Phleum       Spencer, 1976: 203
Phleum       Spencer, 1990: 355
Phleum pratense Timothy British Wild Flowers by John Somerville et al. Bladmineerders van Europa
Poa       Spencer, 1976: 203
Poa       Spencer, 1990: 355
Poa trivialis Rough Meadow-grass British Wild Flowers by John Somerville et al. Bladmineerders van Europa

Time of year - mines: June-July, sometimes May (Bladmineerders van Europa).

Time of year - adults: May-July. There is only a single generation per year.

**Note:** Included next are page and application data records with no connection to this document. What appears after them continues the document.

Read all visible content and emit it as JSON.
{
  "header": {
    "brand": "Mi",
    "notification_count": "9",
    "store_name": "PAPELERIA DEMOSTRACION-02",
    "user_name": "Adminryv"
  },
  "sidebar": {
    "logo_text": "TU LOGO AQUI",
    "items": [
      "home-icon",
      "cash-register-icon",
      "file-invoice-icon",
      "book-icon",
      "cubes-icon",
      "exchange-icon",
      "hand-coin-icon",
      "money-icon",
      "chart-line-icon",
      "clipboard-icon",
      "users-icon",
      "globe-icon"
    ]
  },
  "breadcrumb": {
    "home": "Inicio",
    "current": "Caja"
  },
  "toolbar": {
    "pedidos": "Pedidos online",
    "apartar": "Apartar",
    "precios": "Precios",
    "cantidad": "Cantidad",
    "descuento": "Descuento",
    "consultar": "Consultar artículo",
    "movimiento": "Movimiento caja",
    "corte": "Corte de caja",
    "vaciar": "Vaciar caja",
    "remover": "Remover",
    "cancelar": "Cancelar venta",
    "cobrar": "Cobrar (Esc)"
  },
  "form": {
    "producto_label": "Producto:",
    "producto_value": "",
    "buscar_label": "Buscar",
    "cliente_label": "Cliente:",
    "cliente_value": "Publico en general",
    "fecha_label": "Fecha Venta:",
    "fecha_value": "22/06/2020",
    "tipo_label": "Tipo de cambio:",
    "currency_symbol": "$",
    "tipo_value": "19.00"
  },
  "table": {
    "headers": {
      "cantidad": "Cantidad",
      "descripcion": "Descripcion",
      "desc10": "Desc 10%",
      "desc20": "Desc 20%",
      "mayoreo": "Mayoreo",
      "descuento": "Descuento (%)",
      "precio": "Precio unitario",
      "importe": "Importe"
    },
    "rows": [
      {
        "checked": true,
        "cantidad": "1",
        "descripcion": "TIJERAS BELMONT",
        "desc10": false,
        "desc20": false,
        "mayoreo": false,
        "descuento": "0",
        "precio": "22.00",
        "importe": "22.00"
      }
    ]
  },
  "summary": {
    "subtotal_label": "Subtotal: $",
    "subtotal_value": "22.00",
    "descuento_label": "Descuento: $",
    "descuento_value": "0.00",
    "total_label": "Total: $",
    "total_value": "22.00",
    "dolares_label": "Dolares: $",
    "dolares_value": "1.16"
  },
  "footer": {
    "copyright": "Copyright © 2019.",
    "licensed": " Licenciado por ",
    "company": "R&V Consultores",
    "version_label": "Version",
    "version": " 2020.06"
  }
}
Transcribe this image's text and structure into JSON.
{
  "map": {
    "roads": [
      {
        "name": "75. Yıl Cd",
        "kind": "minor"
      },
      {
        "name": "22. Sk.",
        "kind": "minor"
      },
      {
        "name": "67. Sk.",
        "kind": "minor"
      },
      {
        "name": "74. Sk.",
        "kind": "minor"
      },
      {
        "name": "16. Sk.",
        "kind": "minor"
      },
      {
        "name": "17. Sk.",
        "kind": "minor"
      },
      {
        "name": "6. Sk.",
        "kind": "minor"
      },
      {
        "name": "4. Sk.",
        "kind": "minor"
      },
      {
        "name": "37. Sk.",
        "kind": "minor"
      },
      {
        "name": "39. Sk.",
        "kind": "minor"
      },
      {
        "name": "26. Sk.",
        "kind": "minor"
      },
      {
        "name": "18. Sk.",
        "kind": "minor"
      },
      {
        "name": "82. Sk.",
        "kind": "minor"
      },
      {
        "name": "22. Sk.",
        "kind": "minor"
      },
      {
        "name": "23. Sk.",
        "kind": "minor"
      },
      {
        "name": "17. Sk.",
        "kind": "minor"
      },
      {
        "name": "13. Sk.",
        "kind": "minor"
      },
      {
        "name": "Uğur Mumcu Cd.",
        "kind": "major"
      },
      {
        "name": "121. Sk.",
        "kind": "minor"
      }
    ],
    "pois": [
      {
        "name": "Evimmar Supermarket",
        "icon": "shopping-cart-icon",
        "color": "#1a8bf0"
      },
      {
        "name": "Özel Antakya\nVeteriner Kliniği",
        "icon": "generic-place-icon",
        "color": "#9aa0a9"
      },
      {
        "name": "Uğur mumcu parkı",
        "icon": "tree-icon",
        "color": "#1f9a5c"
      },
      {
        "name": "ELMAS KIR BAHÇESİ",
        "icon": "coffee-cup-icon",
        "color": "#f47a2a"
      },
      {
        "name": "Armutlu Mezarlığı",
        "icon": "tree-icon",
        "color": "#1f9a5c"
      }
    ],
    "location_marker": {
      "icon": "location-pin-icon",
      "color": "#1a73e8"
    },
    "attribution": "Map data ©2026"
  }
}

Distribution in Great Britain & Ireland: Widespread in Britain including London (Hampstead), Gloucester. (Coombe Dingle), Cambridge (Chippenham Fen), Lincoln (Surfleet), Suffolk (Orford, Woodditton), Dunbarton (Bonhill, Cardross), Inverness (Nethy Bridge), Sunderland (Tongue) (Spencer, 1972b: 102), Warwickshire (Coventry area) (Robbins, 1991: 136); Cambridgeshire (VC29), Glamorganshire (VC41) and Stafford (NBN Gateway).

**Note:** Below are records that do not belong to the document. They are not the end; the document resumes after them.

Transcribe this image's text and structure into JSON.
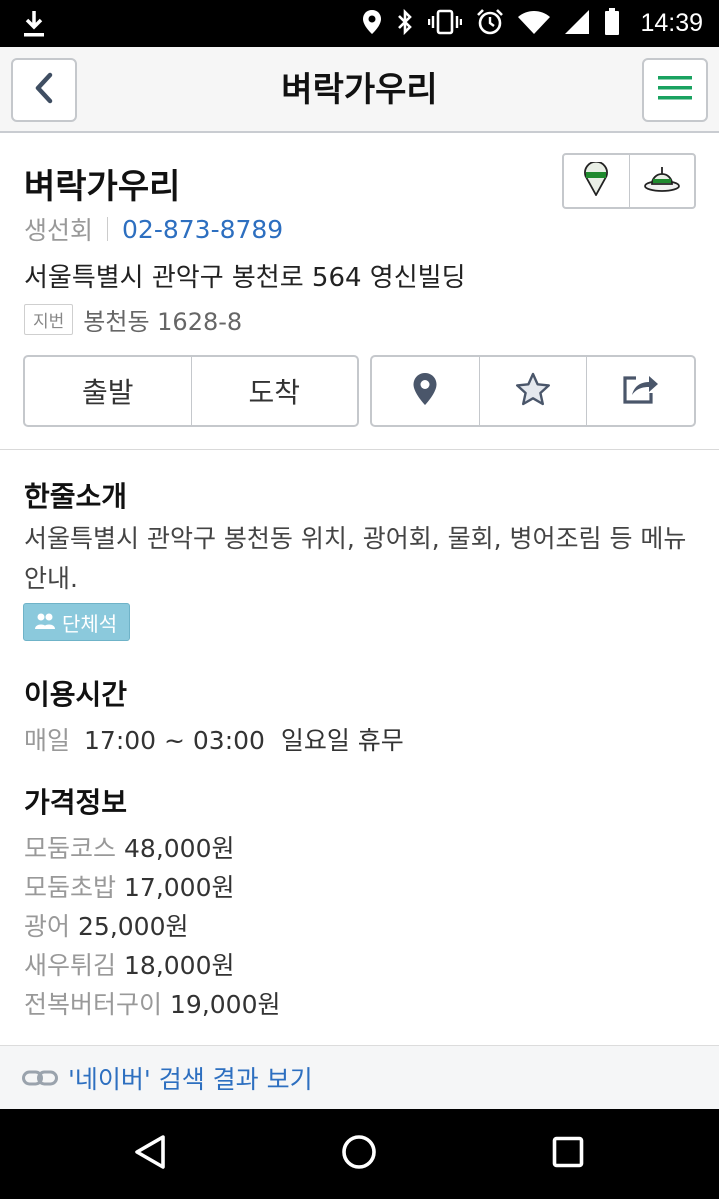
{
  "status_bar": {
    "time": "14:39",
    "icons": [
      "download-icon",
      "location-icon",
      "bluetooth-icon",
      "vibrate-icon",
      "alarm-icon",
      "wifi-icon",
      "signal-icon",
      "battery-icon"
    ]
  },
  "header": {
    "title": "벼락가우리",
    "back_icon": "chevron-left-icon",
    "menu_icon": "hamburger-menu-icon",
    "accent_color": "#1aa260"
  },
  "place": {
    "name": "벼락가우리",
    "category": "생선회",
    "phone": "02-873-8789",
    "address": "서울특별시 관악구 봉천로 564 영신빌딩",
    "jibun_label": "지번",
    "jibun_address": "봉천동 1628-8",
    "map_buttons": [
      "map-pin-icon",
      "satellite-icon"
    ],
    "route": {
      "start_label": "출발",
      "arrive_label": "도착"
    },
    "actions": [
      "location-icon",
      "star-icon",
      "share-icon"
    ]
  },
  "intro": {
    "heading": "한줄소개",
    "text": "서울특별시 관악구 봉천동 위치, 광어회, 물회, 병어조림 등 메뉴 안내.",
    "badge": "단체석",
    "badge_color": "#8bc9dc"
  },
  "hours": {
    "heading": "이용시간",
    "day_label": "매일",
    "time": "17:00 ~ 03:00",
    "note": "일요일 휴무"
  },
  "price": {
    "heading": "가격정보",
    "items": [
      {
        "name": "모둠코스",
        "value": "48,000원"
      },
      {
        "name": "모둠초밥",
        "value": "17,000원"
      },
      {
        "name": "광어",
        "value": "25,000원"
      },
      {
        "name": "새우튀김",
        "value": "18,000원"
      },
      {
        "name": "전복버터구이",
        "value": "19,000원"
      }
    ]
  },
  "naver_link": {
    "text": "'네이버' 검색 결과 보기",
    "color": "#2d6fc0"
  },
  "nav_bar": [
    "back-triangle-icon",
    "home-circle-icon",
    "recents-square-icon"
  ]
}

NBN Grid Map:

NBN Grid Map

Cerodontha flavocingulata
NBN Grid Map : NBN Terms and Conditions

Maps are only displayed if the NBN server is active. N.B. Only publicly available records, if any, are shown by default

Distribution elsewhere: Widespread in continental Europe including Denmark, Sweden, Finland (Spencer, 1976: 203), The Netherlands (Bladmineerders van Europa), Belgium (Scheirs, de Bruyn and von Tschirnhaus, 1995), Germany (Spencer, 1976: 554; Dempewolf, 2001: 119), Austria, Czech Republic, Estonia, Hungary, Latvia, Lithuania, Poland, Romania, Slovakia and Yugoslavia (Martinez in Fauna Europaea).

Also recorded in eastern Canada (Spencer, 1990).

NBN Interactive Grid Maps of known host species:

Agrostis stolonifer, Agrostis gigantea, Agrostis stolonifera, Alopecurus pratensis, Arrhenatherum, elatius, Bromus hordeaceus, Calamagrostis epigejos, Dactylis glomerata, Elymus repens, Festuca gigantea (= Schedonorus gigantea), Festuca pratensis (= Schedonorus pratensis), Festuca rubra, Holcus lanatus, Phleum pratense, Poa trivialis

British and Irish Parasitoids in Britain and elsewhere:

Ichneumonoidea  
Apodesmia posticatae (Fischer, 1957) Braconidae: Opiinae
Eurytenes abnormis (Wesmael, 1835) Braconidae: Opiinae
Opius ambiguus Wesmael, 1835 Braconidae: Opiinae


External links:

Search the internet:

Biodiversity Heritage Library
Bladmineerders van Europa
British leafminers
Encyclopedia of Life
Fauna Europaea
NBN Gateway
NHM UK Checklist

Find using Google
Find using Google Scholar
Find images using Google


XHTML Validator Last updated 25-Jul-2016 Brian Pitkin Top of page